Every line holding "внимательно" should be copied from the records below.

Interface dataset entries
....

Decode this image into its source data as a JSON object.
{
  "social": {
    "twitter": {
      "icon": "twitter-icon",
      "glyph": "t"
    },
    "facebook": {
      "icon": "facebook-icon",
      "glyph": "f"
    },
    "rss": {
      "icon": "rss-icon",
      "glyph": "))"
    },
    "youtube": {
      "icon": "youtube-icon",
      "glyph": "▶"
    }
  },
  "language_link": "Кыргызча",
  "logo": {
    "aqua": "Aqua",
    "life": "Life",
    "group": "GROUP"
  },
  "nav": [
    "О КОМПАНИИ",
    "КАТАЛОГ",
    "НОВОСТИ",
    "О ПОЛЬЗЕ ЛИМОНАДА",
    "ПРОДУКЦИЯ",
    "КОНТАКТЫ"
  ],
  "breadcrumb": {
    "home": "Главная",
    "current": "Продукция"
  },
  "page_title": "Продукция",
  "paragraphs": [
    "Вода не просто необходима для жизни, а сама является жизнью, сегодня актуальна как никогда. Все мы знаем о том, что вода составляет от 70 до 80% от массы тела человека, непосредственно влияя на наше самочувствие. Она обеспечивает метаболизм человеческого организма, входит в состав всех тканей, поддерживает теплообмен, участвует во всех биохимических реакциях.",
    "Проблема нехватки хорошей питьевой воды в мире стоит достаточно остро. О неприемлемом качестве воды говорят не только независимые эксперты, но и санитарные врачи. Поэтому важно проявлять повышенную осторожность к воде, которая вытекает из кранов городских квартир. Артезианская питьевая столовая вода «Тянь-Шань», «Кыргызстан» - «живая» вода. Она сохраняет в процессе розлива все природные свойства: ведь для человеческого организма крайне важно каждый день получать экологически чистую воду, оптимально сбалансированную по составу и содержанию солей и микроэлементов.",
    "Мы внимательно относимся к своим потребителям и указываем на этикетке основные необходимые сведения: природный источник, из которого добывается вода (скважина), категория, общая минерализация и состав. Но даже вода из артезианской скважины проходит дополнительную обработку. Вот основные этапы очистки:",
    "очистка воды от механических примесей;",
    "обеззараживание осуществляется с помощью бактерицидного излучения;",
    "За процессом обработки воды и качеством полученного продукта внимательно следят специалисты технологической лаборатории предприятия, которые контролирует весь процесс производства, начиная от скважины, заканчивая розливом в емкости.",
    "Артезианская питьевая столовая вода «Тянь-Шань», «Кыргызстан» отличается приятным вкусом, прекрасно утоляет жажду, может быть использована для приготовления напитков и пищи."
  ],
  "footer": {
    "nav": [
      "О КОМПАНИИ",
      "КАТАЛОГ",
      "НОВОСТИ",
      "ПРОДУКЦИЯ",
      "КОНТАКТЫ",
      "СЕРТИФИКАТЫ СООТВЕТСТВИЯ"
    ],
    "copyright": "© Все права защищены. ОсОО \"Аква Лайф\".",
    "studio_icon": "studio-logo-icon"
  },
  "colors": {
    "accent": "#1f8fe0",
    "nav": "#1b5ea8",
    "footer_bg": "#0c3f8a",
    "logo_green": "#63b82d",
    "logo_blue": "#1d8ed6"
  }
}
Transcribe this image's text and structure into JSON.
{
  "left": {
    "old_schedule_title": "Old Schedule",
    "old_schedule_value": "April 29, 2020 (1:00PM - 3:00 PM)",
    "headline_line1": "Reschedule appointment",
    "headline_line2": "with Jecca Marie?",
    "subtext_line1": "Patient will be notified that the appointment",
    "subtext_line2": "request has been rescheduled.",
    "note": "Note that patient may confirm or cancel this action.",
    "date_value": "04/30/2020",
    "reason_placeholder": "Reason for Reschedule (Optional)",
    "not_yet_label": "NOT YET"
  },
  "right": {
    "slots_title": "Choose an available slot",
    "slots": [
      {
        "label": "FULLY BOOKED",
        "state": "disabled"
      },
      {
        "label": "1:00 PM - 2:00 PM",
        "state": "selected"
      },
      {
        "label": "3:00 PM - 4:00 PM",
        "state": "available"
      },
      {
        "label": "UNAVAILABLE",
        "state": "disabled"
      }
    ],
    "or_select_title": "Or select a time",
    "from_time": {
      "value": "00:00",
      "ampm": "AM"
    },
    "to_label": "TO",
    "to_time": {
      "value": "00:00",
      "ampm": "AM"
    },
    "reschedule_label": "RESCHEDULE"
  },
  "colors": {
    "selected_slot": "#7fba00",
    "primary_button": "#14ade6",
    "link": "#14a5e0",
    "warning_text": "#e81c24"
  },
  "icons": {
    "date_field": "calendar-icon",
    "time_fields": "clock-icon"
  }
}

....

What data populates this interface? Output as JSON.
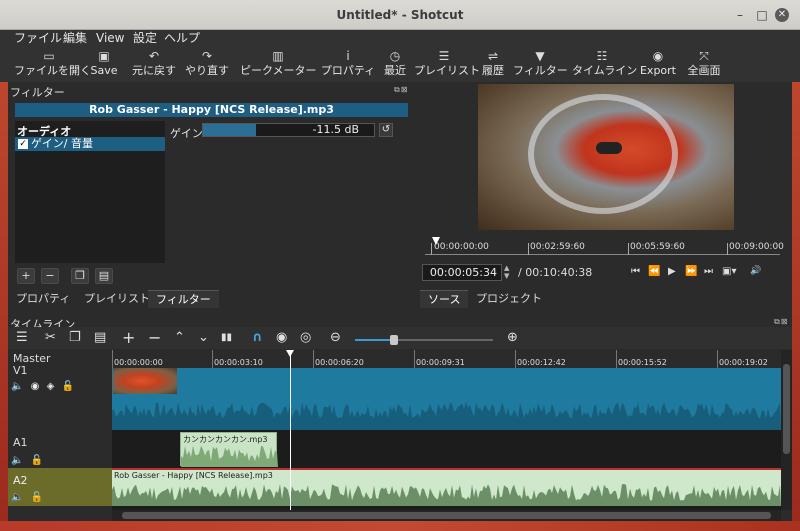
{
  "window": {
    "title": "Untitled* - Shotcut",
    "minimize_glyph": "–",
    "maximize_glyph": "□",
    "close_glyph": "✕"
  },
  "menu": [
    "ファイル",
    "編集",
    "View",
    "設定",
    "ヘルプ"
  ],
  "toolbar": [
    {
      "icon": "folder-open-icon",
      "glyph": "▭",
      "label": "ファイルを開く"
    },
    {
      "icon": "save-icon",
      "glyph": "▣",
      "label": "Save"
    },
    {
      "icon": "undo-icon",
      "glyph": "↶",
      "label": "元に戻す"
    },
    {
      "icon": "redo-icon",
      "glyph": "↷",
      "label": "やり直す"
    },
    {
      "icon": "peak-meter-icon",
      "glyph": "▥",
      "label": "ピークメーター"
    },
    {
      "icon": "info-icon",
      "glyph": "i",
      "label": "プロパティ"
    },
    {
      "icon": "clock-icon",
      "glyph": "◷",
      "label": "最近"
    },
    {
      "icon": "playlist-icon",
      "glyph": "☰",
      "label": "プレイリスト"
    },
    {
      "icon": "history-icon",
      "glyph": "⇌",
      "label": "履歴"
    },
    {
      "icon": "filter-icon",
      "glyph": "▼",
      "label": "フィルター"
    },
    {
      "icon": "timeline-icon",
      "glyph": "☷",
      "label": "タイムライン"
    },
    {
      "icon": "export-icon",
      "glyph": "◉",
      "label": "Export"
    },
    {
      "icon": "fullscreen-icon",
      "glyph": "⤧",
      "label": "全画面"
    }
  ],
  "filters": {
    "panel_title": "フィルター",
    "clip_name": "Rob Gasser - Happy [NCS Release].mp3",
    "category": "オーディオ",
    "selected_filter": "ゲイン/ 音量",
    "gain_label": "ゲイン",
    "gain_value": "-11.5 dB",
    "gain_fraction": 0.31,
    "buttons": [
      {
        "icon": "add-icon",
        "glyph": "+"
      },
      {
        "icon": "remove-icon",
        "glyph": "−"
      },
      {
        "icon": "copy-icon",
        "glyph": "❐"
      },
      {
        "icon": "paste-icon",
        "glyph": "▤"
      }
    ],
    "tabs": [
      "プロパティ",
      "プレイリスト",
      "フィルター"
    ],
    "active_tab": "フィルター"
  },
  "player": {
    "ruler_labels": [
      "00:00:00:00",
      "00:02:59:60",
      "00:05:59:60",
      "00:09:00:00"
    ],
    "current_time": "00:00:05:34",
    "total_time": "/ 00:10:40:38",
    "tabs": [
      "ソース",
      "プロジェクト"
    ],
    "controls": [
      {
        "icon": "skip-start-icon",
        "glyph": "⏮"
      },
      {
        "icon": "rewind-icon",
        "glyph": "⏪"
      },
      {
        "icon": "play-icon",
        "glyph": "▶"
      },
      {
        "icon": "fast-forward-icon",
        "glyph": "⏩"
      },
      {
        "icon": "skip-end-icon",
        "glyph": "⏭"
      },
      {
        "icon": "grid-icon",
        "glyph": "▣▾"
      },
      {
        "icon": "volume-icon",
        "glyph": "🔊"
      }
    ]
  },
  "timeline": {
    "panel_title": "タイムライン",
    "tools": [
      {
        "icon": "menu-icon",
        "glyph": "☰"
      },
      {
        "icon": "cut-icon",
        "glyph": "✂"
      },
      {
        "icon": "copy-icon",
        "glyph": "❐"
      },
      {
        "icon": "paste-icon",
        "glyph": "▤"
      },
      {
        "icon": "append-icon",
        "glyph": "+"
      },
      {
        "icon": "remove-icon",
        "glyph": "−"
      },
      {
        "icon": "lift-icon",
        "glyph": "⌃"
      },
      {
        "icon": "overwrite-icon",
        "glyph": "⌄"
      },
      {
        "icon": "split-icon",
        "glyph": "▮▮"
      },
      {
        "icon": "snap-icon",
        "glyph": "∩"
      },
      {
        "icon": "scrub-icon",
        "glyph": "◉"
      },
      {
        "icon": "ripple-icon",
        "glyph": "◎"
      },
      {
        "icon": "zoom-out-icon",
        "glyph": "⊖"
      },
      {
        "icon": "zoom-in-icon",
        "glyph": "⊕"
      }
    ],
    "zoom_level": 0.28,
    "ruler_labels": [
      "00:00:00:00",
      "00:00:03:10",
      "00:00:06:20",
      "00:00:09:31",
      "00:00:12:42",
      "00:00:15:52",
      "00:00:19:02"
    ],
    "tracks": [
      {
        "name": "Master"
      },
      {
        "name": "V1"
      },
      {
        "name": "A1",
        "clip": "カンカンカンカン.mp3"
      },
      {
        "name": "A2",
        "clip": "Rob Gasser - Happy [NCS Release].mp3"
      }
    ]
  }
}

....

Response area:
    "Мы внимательно относимся к своим потребителям и указываем на этикетке основные необходимые сведения: природный источник, из которого добывается вода (скважина), категория, общая минерализация и состав. Но даже вода из артезианской скважины проходит дополнительную обработку. Вот основные этапы очистки:",
    "За процессом обработки воды и качеством полученного продукта внимательно следят специалисты технологической лаборатории предприятия, которые контролирует весь процесс производства, начиная от скважины, заканчивая розливом в емкости.",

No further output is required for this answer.